Sinden, Peter G. "Offender Gender and Perceptions of Crime Seriousness." Sociological Spectrum 1.1 (1981): 39.
http://ezproxy.uakron.edu:2048/login?url=http://search.ebscohost.com/login.aspx?direct=true&db=edb&AN=10614612&site=eds-live
This paper examines the extent to which the sex of the offender affects people's evaluations of the crime. While the norms of the criminal justice system require equal handling, a literature review suggests the offender's sex is critical in determining differential handling and response. Some suggest females are consistently handled more leniently, while others indicate the apposite is the case. Another view contends differential response is a function of both the sex of the offender and the type of act; that is, offenders are judged more or less harshly depending on the extent their acts either violate traditional sex role morality principles or conform to sex role type-scripts. Seriousness and punishment ratings of 25 offenses were received from two groups of subjects, one that rated male offenders and the other female offenders. Ratings were compared across subgroups broken down by sex of offender as well as sex of rater. In the majority of cases offenders were evaluated equally, although some differential responses did occur and these responses are discussed. Finally, reasons for the equalitarianism are suggested. ABSTRACT FROM AUTHOR]; Copyright of Sociological Spectrum is the property of Routledge and its content may not be copied or emailed to multiple sites or posted to a listserv without the copyright holder's express written permission. However, users may print, download, or email articles for individual use. This abstract may be abridged. No warranty is given about the accuracy of the copy. Users should refer to the original published version of the material for the full abstract. (Copyright applies to all Abstracts.).

Whitson, Marian H. "Sexism and Sexual Harassment: Concerns of African American Women of the Christian Methodist Episcopal Church." Violence Against Women 3.4 (1997): 382-400.
http://ezproxy.uakron.edu:2048/login?url=http://search.ebscohost.com/login.aspx?direct=true&db=fyh&AN=FYH3507431116&site=eds-live

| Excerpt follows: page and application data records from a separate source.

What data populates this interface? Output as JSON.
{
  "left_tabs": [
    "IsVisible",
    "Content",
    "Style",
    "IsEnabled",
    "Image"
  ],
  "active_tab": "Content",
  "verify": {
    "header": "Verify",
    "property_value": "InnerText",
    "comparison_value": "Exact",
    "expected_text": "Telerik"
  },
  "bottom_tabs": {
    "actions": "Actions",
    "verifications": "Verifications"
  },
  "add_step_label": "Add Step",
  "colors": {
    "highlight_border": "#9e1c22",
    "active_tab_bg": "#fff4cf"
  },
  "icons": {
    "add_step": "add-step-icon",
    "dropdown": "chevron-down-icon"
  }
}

This paper reports the findings of a research project that examined social issues identified by a select group of religiously active African American women. The research examines sexism and sexual harassment and its prevalence within the Christian Methodist Episcopal Church (CMEC). A total of 100 African American women from the CMEC participated in the focus group interviews. Findings suggest that the participants want the Church to acknowledge the existence of sexism and sexual harassment within is confines. Women participants perceived that their concern regarding the prevalence of sexism and sexual harassment within the Church had been subjugated in favor of those concerns more identifiable with males. Participants voiced the opinion that if the Church was indeed an agent concerned about societal issues that affect all its members, such issues should not be directed solely to the Women's Missionary Society but should be addressed at all levels of the Church. Furthermore, results from the focus group interviews suggest that women desire policy change in the Church before directing attention to policy change in the general community. Women professed the belief that because the CMEC has a hierarchical structure similar to the community and the criminal justice system, changes implemented within the Church are likely to be reflected in the behavior, attitudes, and policies of the community and the criminal justice system. (Copyright applies to all Abstracts.).